Eisenhardt and Martin defined dynamic capabilities as "...the firm's processes that use resources - specifically the processes to integrate, reconfigure, gain and release resources - to match and even create market change. Dynamic capabilities thus are organisational and strategic routines by which firms achieve new resource configurations as markets emerge, collide, split, evolve, and die.10 ״
As an example for a company with outstanding dynamic capabilities Elmes mentions Cemex, which is a Mexican cement making company that acquired many medium sized companies around the world and transformed this acquisitions into success stories trough their excellent dynamic capabilities. The difficulty consists of matching the changes inside a company and outside the company as the industry structure or the nature of competition. This stands in special contradiction to the position based view, where a company plans to react on the market a move from point A to point B, whereas in the dynamic capabilities concept a company needs to adapt and find a dynamic fit between resources, capabilities and market positioning to achieve a competitive advantage.
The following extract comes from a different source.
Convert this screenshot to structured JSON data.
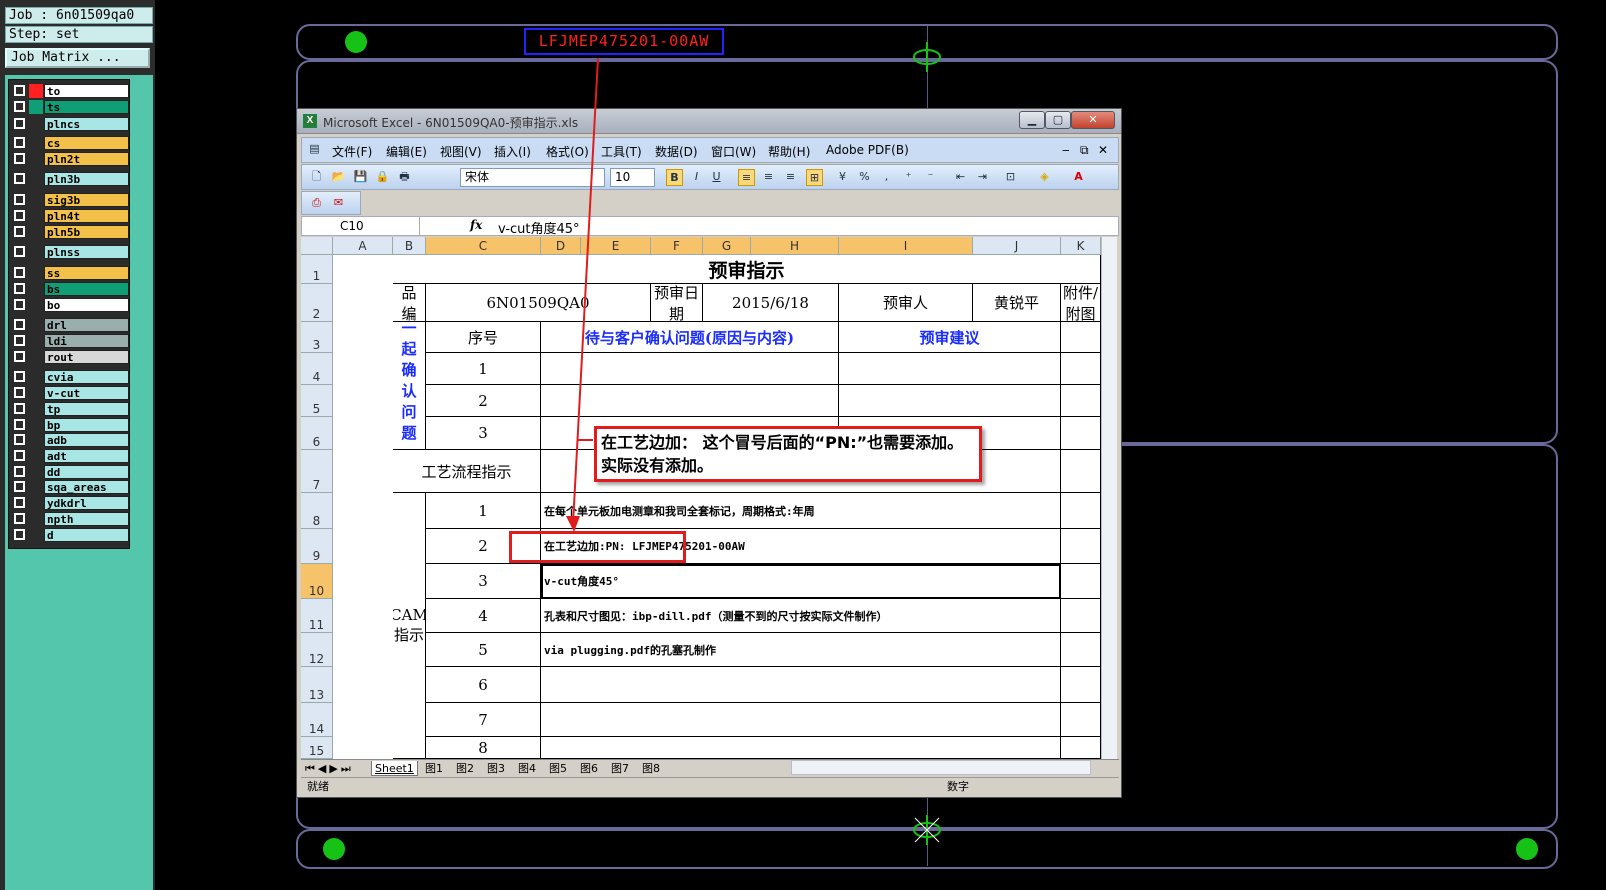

1 Ghemawat, p. (2002). Competition and Business strategy in Historical Perspective.
2 Hart, s. L. (1992). An Integrative Framework for Strategy-Making Processes.
Danny Miller, P. H. (1983). strategy-making and environment.
3 Porter, M. E. (1980). Competitive strategy. Free Press.
4 Chandler, A. (1962). strategy and structure: Chapters in the history of industrial enterprise. New York.
5 Whittington, R. (1996). Strategy-as-Practice: Taking Social Practices Seriously
6 Heracleous, L. (1998). strategic thinking or strategic planning
7 Grant, R. M. (2010). Contemporary strategy Analysis.
8 Porter, M. E. (1980). Competitive strategy
9 Barney, J. (1991). Firm Resources and Sustained Competitive Advantage. Journal of Management
10 Kathleen M. Eisenhardt, J. A. (2000). Dynamic capabilities: what are they?